Also, the whole spectacle comes across as a super-metaphor. If you think of the nutty characters as representing your emotions, and you watch them clashing with the straitjacket stiffness of the rules and decorum they’re supposed to observe (as embodied in people like Lady Catherine), it evokes a feeling known, I think, to many of us: the feeling of just wanting to be your natural, demonstrative, and sometimes silly self in a setting where everybody’s trying to put on the big chill.
Surely there are scholarly papers that delve into the tensions between the individual and society in Jane Austen’s Pride and Prejudice. But I suggest seeing how the issue is examined at The Public, where it’s tons of fun.
Closing Credits and Ticket Info

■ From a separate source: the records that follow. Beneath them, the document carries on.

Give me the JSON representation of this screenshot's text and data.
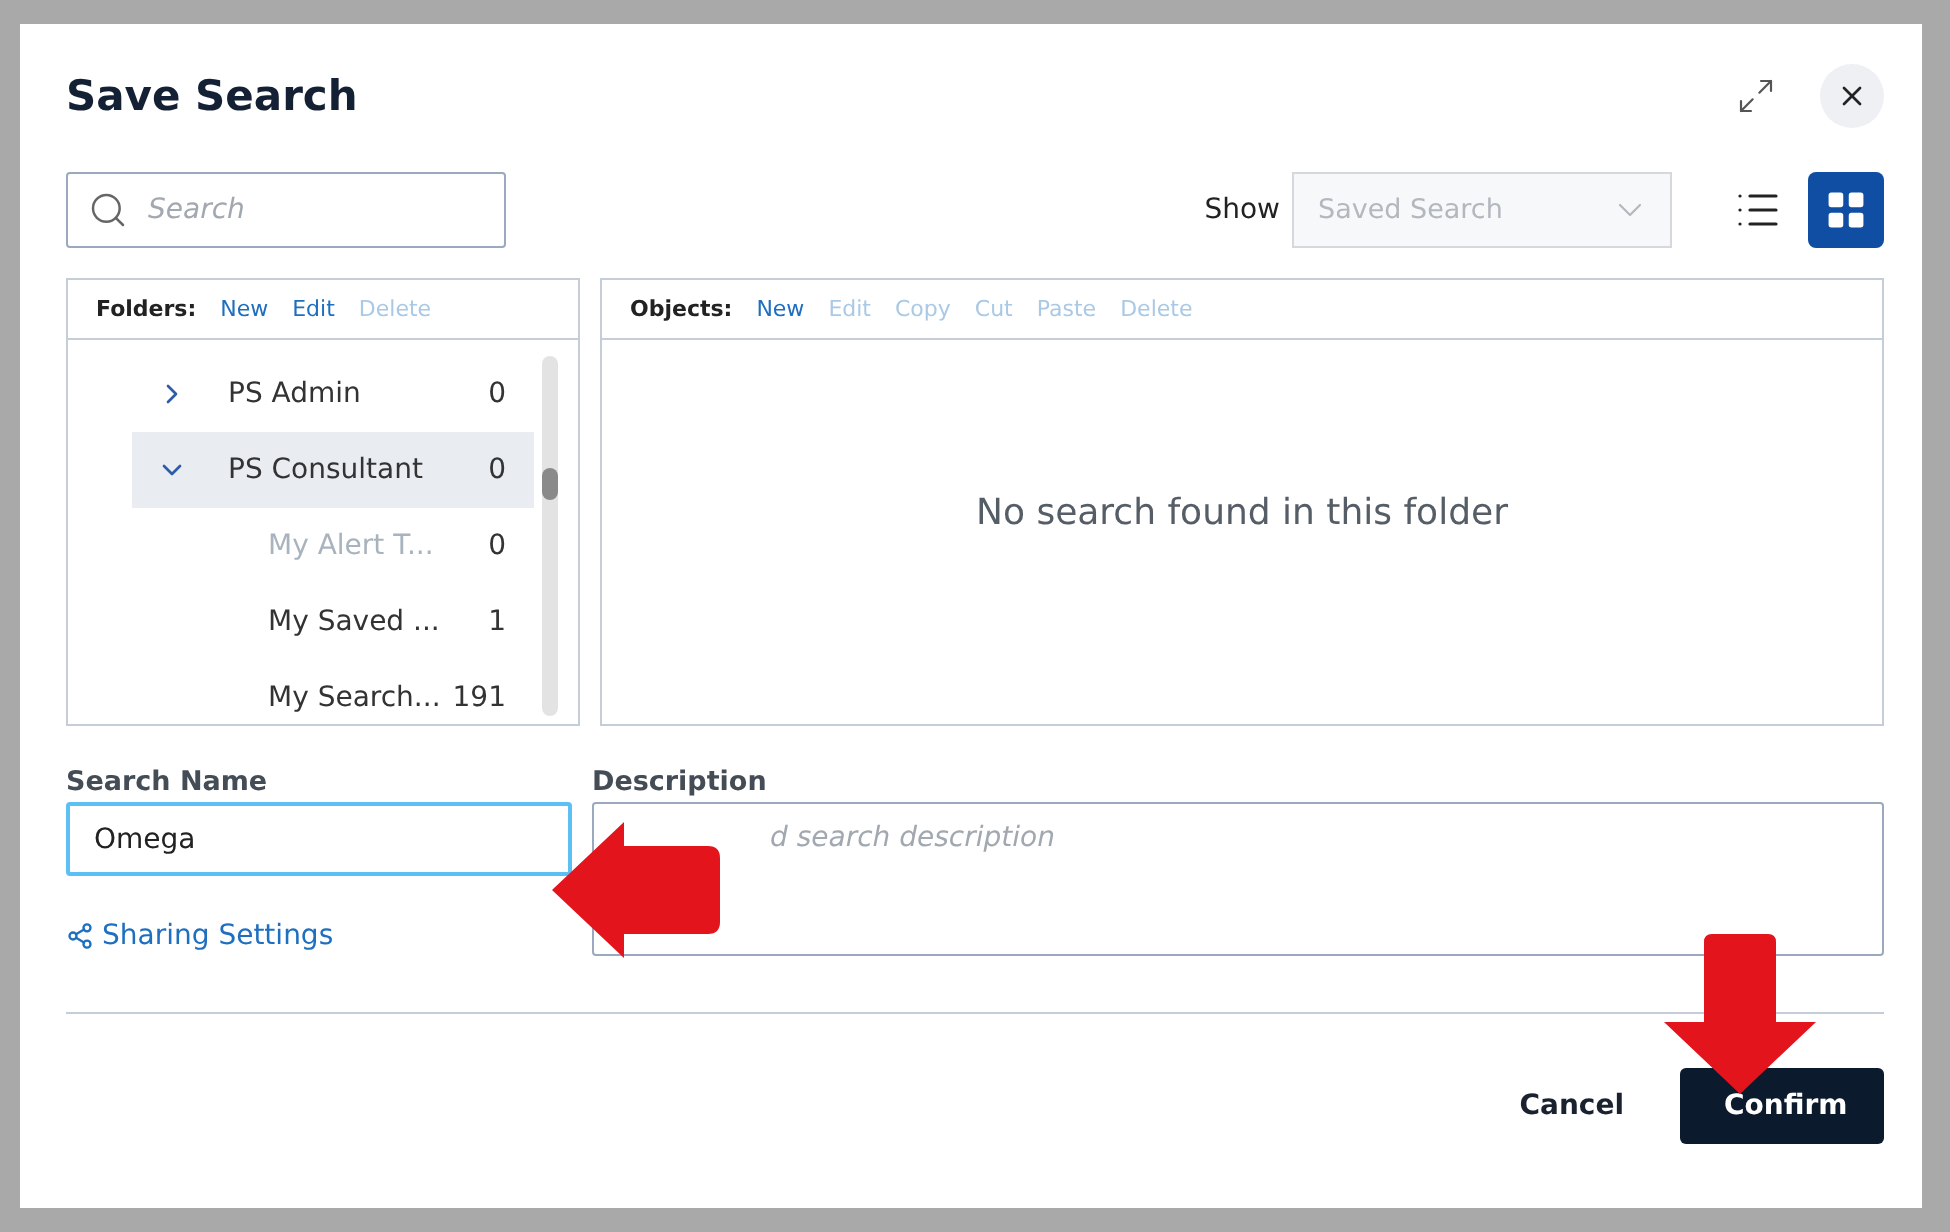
{
  "dialog": {
    "title": "Save Search"
  },
  "search": {
    "placeholder": "Search"
  },
  "show": {
    "label": "Show",
    "value": "Saved Search",
    "disabled": true
  },
  "view_buttons": [
    {
      "kind": "list",
      "selected": false
    },
    {
      "kind": "grid",
      "selected": true
    }
  ],
  "folders": {
    "label": "Folders:",
    "actions": [
      {
        "label": "New",
        "disabled": false
      },
      {
        "label": "Edit",
        "disabled": false
      },
      {
        "label": "Delete",
        "disabled": true
      }
    ],
    "tree": [
      {
        "label": "PS Admin",
        "count": "0",
        "expanded": false,
        "selected": false,
        "disabled": false
      },
      {
        "label": "PS Consultant",
        "count": "0",
        "expanded": true,
        "selected": true,
        "disabled": false,
        "children": [
          {
            "label": "My Alert T...",
            "count": "0",
            "selected": false,
            "disabled": true
          },
          {
            "label": "My Saved ...",
            "count": "1",
            "selected": false,
            "disabled": false
          },
          {
            "label": "My Search...",
            "count": "191",
            "selected": false,
            "disabled": false
          }
        ]
      }
    ]
  },
  "objects": {
    "label": "Objects:",
    "actions": [
      {
        "label": "New",
        "disabled": false
      },
      {
        "label": "Edit",
        "disabled": true
      },
      {
        "label": "Copy",
        "disabled": true
      },
      {
        "label": "Cut",
        "disabled": true
      },
      {
        "label": "Paste",
        "disabled": true
      },
      {
        "label": "Delete",
        "disabled": true
      }
    ],
    "empty_message": "No search found in this folder"
  },
  "search_name": {
    "label": "Search Name",
    "value": "Omega"
  },
  "description": {
    "label": "Description",
    "placeholder": "d search description"
  },
  "sharing_link": "Sharing Settings",
  "buttons": [
    {
      "label": "Cancel",
      "kind": "secondary"
    },
    {
      "label": "Confirm",
      "kind": "primary"
    }
  ]
}
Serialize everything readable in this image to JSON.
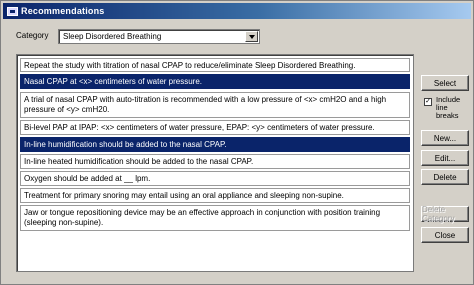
{
  "window": {
    "title": "Recommendations"
  },
  "category": {
    "label": "Category",
    "selected": "Sleep Disordered Breathing"
  },
  "recommendations": [
    {
      "text": "Repeat the study with titration of nasal CPAP to reduce/eliminate Sleep Disordered Breathing.",
      "selected": false
    },
    {
      "text": "Nasal CPAP at <x> centimeters of water pressure.",
      "selected": true
    },
    {
      "text": "A trial of nasal CPAP with auto-titration is recommended with a low pressure of <x> cmH2O and a high pressure of <y> cmH20.",
      "selected": false
    },
    {
      "text": "Bi-level PAP at IPAP: <x> centimeters of water pressure, EPAP: <y> centimeters of water pressure.",
      "selected": false
    },
    {
      "text": "In-line humidification should be added to the nasal CPAP.",
      "selected": true
    },
    {
      "text": "In-line heated humidification should be added to the nasal CPAP.",
      "selected": false
    },
    {
      "text": "Oxygen should be added at __ lpm.",
      "selected": false
    },
    {
      "text": "Treatment for primary snoring may entail using an oral appliance and sleeping non-supine.",
      "selected": false
    },
    {
      "text": "Jaw or tongue repositioning device may be an effective approach in conjunction with position training (sleeping non-supine).",
      "selected": false
    }
  ],
  "buttons": {
    "select": "Select",
    "new": "New...",
    "edit": "Edit...",
    "delete": "Delete",
    "delete_category": "Delete Category",
    "close": "Close"
  },
  "include_line_breaks": {
    "label": "Include line breaks",
    "checked": true,
    "mark": "✓"
  }
}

Pride and Prejudice, Kate Hamill’s riff on Austen’s novel, is directed for Pittsburgh Public Theater by Desdemona Chiang. When actors are superb, the director probably had something to do with it, so credit to Ms. Chiang. In addition to Emma Mercier as Lydia and Lady Catherine, actors playing multiple roles are: Ashton Heyl (as Charlotte Lucas and Mr. Bennet), Ashley Bufkin (Jane Bennet and Lady Catherine’s daughter), Andrew William Smith (Mary Bennet and Mr. Bingley), and, in a triple play, Chris Richards (Miss Bingley, Mr. Collins, the lieutenant Mr. Wickham).
Choreography by Erika Chong Shuch, costuming by Christine Tschirgi, and fine work by the rest of team as well. Through Oct. 28 at the O’Reilly Theater, 621 Penn Ave., Cultural District. For showtimes and tickets visit The Public on the web or call 412-316-1600.
Photos by Michael Henninger.
Mike Vargo, a Pittsburgh-based freelance writer, covers theater and visual arts for Entertainment Central.